This news comes as a damning report into the state of the British Army emerged yesterday, cataloguing serious concerns among commanders including the grim warning that there is not enough equipment for soldiers to train properly before being sent into combat. Shortage of machine guns, night-vision equipment and protected vehicles are cited as problems in the Chief of the General Staff's briefing team report. It admits that there are not enough optical sights to go round for the standard-issue SA80 rifle.
General Sir Richard Dannatt, head of the British Army, has pledged: "Ensuring that we train as we fight is one of my highest priorities." In a sign of the growing tensions between the MoD and the Treasury, he added: "Securing funding to improve DCC (dismounted close combat) equipment is crucial to enable this and is key ground in this year's planning round."
The Army is also suffering from medically unfit soldiers leaving gaps in the ranks, according to the report, which describes official MoD statistics as "inaccurate". It warns: "Realistically this should be in the thousands, not hundreds. Underreporting is the major issue – there appears to be no incentive to report sick soldiers." It adds: "Many cases of seriously wounded soldiers are not being reported; therefore, the Army does not have an overall picture of just what the extent of the problem is."
In addition to long-running concerns about healthcare for soldiers wounded in action, the report refers to complaints that sick soldiers are waiting too long for treatment on "non-operational injuries" and says: "As there is little priority within the NHS and only limited access to private treatment, there was a sizeable number of soldiers with non-operational injuries who are not able to fulfil the full range of military tasks or deploy on operations." Service personnel still fear they are being "asked to do too much with too few resources", says the report, which admits that overstretch remains an issue. Underlining the importance of avoiding "overstretch", General Dannatt said: "I am quite clear that fully manning the Army is absolutely critical for operational success. I continue to develop the case to grow the size of the Army."
But it is not just the overall state of the Army that is causing concern. An internal review by the MoD confirms the worst fears of many who have been citing safety concerns over the RAF's ageing fleet of Puma helicopters. The review cites critical problems with the "workhorse" helicopters that have been involved in a number of fatal incidents in war zones. They are also said to be more vulnerable to crash damage and loss of life than other types of helicopter, according to the report.

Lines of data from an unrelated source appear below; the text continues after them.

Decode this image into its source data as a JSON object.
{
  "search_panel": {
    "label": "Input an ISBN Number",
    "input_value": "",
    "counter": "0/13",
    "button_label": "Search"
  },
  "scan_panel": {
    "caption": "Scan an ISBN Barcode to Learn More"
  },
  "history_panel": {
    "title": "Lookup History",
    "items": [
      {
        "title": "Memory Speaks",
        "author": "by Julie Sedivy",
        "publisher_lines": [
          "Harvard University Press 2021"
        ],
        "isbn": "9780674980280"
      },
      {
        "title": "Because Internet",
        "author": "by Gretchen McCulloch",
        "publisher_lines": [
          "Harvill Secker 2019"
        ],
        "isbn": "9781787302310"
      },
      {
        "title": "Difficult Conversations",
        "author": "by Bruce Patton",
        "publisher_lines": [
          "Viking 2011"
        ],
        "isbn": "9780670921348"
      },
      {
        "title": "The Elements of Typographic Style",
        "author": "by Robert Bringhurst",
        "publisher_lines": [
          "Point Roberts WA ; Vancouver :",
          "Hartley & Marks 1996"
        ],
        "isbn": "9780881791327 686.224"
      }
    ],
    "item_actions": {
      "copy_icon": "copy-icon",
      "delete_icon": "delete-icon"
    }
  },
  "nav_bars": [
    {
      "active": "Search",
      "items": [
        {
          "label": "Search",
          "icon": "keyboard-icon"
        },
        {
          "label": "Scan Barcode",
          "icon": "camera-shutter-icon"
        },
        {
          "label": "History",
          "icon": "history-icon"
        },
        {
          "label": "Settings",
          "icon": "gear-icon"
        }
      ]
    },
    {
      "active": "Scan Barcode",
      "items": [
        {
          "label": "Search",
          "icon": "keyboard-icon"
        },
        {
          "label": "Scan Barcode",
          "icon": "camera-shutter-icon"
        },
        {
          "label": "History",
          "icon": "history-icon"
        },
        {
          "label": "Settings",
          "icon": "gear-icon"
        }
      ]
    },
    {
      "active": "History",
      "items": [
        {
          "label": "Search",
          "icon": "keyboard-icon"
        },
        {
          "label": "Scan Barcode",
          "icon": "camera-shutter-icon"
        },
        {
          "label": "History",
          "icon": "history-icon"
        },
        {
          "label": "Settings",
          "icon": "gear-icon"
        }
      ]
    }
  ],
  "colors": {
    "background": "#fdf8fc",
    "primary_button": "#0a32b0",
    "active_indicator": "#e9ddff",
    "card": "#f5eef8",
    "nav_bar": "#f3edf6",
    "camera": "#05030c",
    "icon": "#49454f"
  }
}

It states: "The propensity of Puma to turn over after a heavy landing is well known, and increases the vulnerability of crewmen and passengers who are not properly restrained."

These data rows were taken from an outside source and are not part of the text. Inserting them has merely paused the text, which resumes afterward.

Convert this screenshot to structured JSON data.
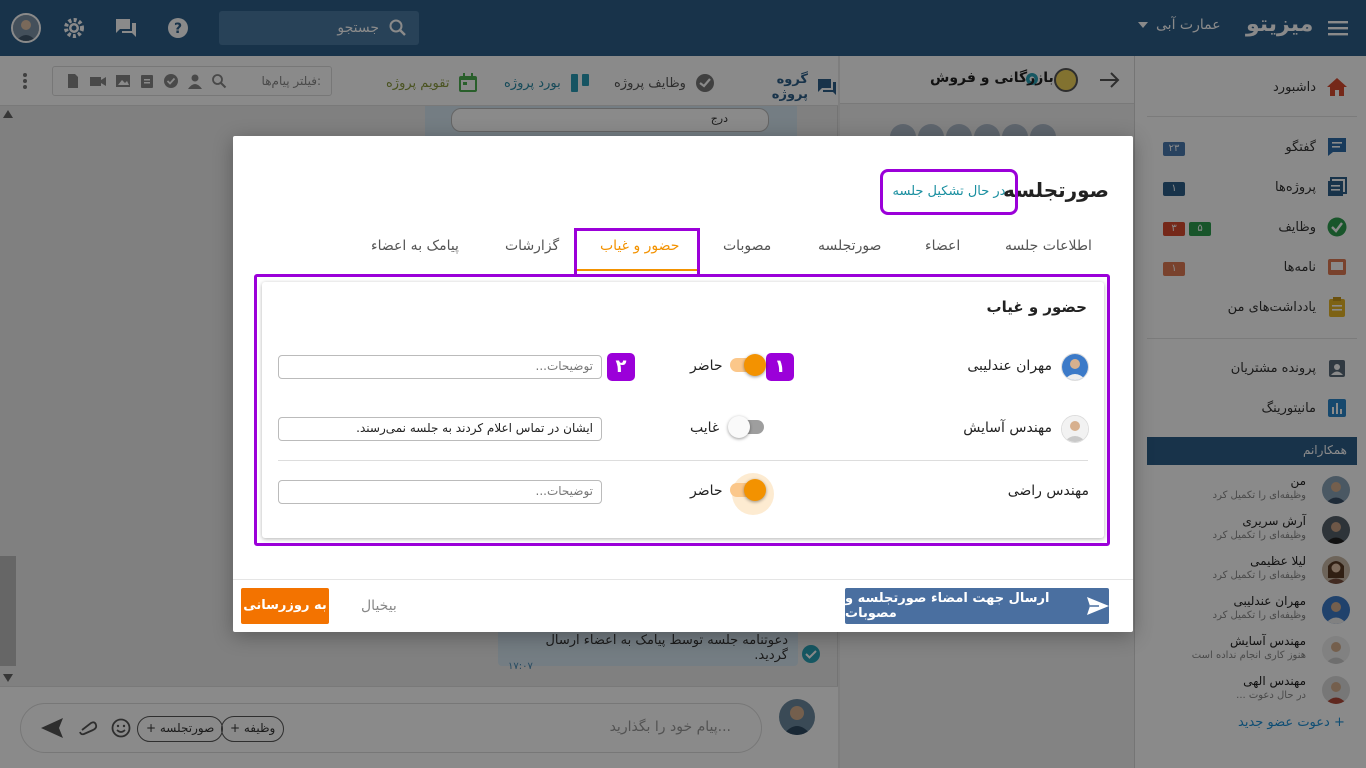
{
  "topbar": {
    "brand": "میزیتو",
    "org": "عمارت آبی",
    "search_placeholder": "جستجو"
  },
  "sidebar": {
    "items": [
      {
        "label": "داشبورد",
        "icon": "home-icon"
      },
      {
        "label": "گفتگو",
        "icon": "chat-icon",
        "badge": "۲۳"
      },
      {
        "label": "پروژه‌ها",
        "icon": "projects-icon",
        "badge": "۱"
      },
      {
        "label": "وظایف",
        "icon": "tasks-icon",
        "badge_red": "۳",
        "badge_green": "۵"
      },
      {
        "label": "نامه‌ها",
        "icon": "letters-icon",
        "badge": "۱"
      },
      {
        "label": "یادداشت‌های من",
        "icon": "notes-icon"
      },
      {
        "label": "پرونده مشتریان",
        "icon": "customers-icon"
      },
      {
        "label": "مانیتورینگ",
        "icon": "monitoring-icon"
      }
    ],
    "colleagues_header": "همکارانم",
    "colleagues": [
      {
        "name": "من",
        "status": "وظیفه‌ای را تکمیل کرد"
      },
      {
        "name": "آرش سریری",
        "status": "وظیفه‌ای را تکمیل کرد"
      },
      {
        "name": "لیلا عظیمی",
        "status": "وظیفه‌ای را تکمیل کرد"
      },
      {
        "name": "مهران عندلیبی",
        "status": "وظیفه‌ای را تکمیل کرد"
      },
      {
        "name": "مهندس آسایش",
        "status": "هنوز کاری انجام نداده است"
      },
      {
        "name": "مهندس الهی",
        "status": "در حال دعوت ..."
      }
    ],
    "invite": "دعوت عضو جدید"
  },
  "middle": {
    "title": "بازرگانی و فروش"
  },
  "chat": {
    "tabs": [
      {
        "label": "گروه پروژه",
        "icon": "group-chat-icon"
      },
      {
        "label": "وظایف پروژه",
        "icon": "project-tasks-icon"
      },
      {
        "label": "بورد پروژه",
        "icon": "board-icon"
      },
      {
        "label": "تقویم پروژه",
        "icon": "calendar-icon"
      }
    ],
    "filter_placeholder": "فیلتر پیام‌ها:",
    "bubble_text": "دعوتنامه جلسه توسط پیامک به اعضاء ارسال گردید.",
    "bubble_time": "۱۷:۰۷",
    "partial_field": "درج",
    "composer_placeholder": "پیام خود را بگذارید...",
    "chip_task": "+ وظیفه",
    "chip_minutes": "+ صورتجلسه"
  },
  "modal": {
    "title": "صورتجلسه",
    "status": "در حال تشکیل جلسه",
    "tabs": [
      "اطلاعات جلسه",
      "اعضاء",
      "صورتجلسه",
      "مصوبات",
      "حضور و غیاب",
      "گزارشات",
      "پیامک به اعضاء"
    ],
    "active_tab": "حضور و غیاب",
    "card_title": "حضور و غیاب",
    "rows": [
      {
        "name": "مهران عندلیبی",
        "present": true,
        "state": "حاضر",
        "note": "",
        "placeholder": "توضیحات..."
      },
      {
        "name": "مهندس آسایش",
        "present": false,
        "state": "غایب",
        "note": "ایشان در تماس اعلام کردند به جلسه نمی‌رسند.",
        "placeholder": "توضیحات..."
      },
      {
        "name": "مهندس راضی",
        "present": true,
        "state": "حاضر",
        "note": "",
        "placeholder": "توضیحات..."
      }
    ],
    "marker_1": "۱",
    "marker_2": "۲",
    "send_button": "ارسال جهت امضاء صورتجلسه و مصوبات",
    "cancel_button": "بیخیال",
    "update_button": "به روزرسانی"
  },
  "colors": {
    "primary": "#2d5f8a",
    "accent": "#f39200",
    "highlight": "#9b00d9",
    "status_text": "#1a8fa0",
    "update_button": "#f37300",
    "send_button": "#4a6fa0"
  }
}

An MoD spokesman said: "The report contains the unedited views of individual soldiers, some of which reflect widespread opinion, while others are isolated views. The report also contains many positive views, for example, on equipment – thought to be the best the Army has ever had."
Report highlights: Shortage of troops, guns and healthcare
Housing – schemes to help soldiers to buy their own homes "inadequate."
Transport – new engines for Puma helicopters "essential."
Equipment – shortages persist; not enough rifle sights to go round.
Family life – soldiers spending up to a year apart from their families.
Money – many married soldiers finding it hard to make ends meet.
Health – thousands of soldiers are too sick to serve.
Personnel – the Army remains under-strength and is short of combat troops.Reuse content